Beastars shows the difficulty of love between incompatible people. Whether it's requited or not, sometimes denying that love is how to love someone best.
Holding out Hope in Parks and Recreation
People's shortcomings make us jaded, but we're all works in progress. Patience in light of that helps us find and stoke the potential for good in us all.
Why is Blasphemous Media Important?
Christians should be careful in their motives and guard their hearts with blasphemous media, but it can strengthen their faith, witness, and love of others.
Social Distancing and Death Stranding
For many introverts, quarantine life amid the coronavirus can feel normal. But Death Stranding reminds us to value both alone time and in-person fellowship.
Rationalizing Evil in Doom
Despite Doom's satire, its portrayal of demonic influence is hardly unbelievable with characters showing evil cannot be used for good nor excused.
The Witcher and the Nature of Legends
Legends are embellished, twisted, and even dishonest about the people they venerate. Netflix's The Witcher shows how, even still, we need them all the same.
The Divine Ritual of Rest in Death Stranding
Hideo Kojima's Death Stranding is a clarion call for the need of making self-care an intentional practice in a world of ever-increasing workaholism.
Skywalker Saga Reflections – Star Wars: Episode III – Revenge of the Sith
Joey Thurmond writes how Star Wars: Revenge of the Sith illustrates the danger of moralizing without love and why the best of us can fall so far without it.
Looking Back at the Black Hole: Reflections on the Fortnite Publicity Stunt

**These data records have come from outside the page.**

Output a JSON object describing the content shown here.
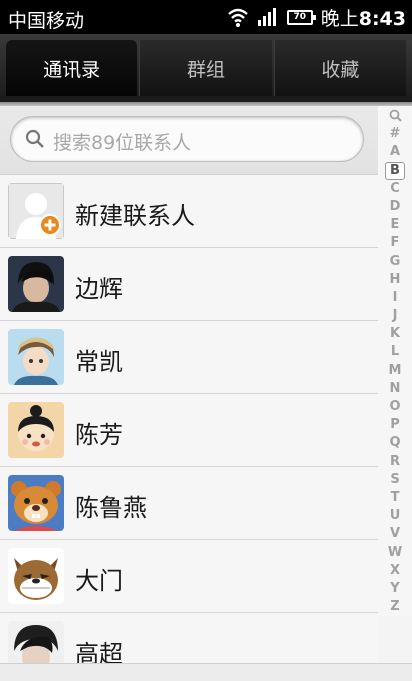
{
  "status_bar": {
    "carrier": "中国移动",
    "battery": "70",
    "time_prefix": "晚上",
    "time": "8:43"
  },
  "tabs": [
    {
      "label": "通讯录",
      "active": true
    },
    {
      "label": "群组",
      "active": false
    },
    {
      "label": "收藏",
      "active": false
    }
  ],
  "search": {
    "placeholder": "搜索89位联系人"
  },
  "contacts": [
    {
      "name": "新建联系人",
      "avatar": "add-contact-icon"
    },
    {
      "name": "边辉",
      "avatar": "photo-avatar"
    },
    {
      "name": "常凯",
      "avatar": "photo-avatar"
    },
    {
      "name": "陈芳",
      "avatar": "photo-avatar"
    },
    {
      "name": "陈鲁燕",
      "avatar": "photo-avatar"
    },
    {
      "name": "大门",
      "avatar": "photo-avatar"
    },
    {
      "name": "高超",
      "avatar": "photo-avatar"
    }
  ],
  "index_letters": [
    "Q",
    "#",
    "A",
    "B",
    "C",
    "D",
    "E",
    "F",
    "G",
    "H",
    "I",
    "J",
    "K",
    "L",
    "M",
    "N",
    "O",
    "P",
    "Q",
    "R",
    "S",
    "T",
    "U",
    "V",
    "W",
    "X",
    "Y",
    "Z"
  ],
  "index_selected": "B"
}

With Epic Games’s most recent PR stunt and the launch of Fortnite Chapter 2, LTN writers share their perspectives on the Black Hole Event. From appreciation to critique, writers Zach Carpenter, Ryan Eighmey, and Joey Thurmond discuss what the Black Hole Event has meant to them.
Untitled Goose Game and Schadenfreude
We exhibit glee at the silly mistakes and misfortune of others, but how much is too much? Untitled Goose Game prompts reflection upon our love of mischief.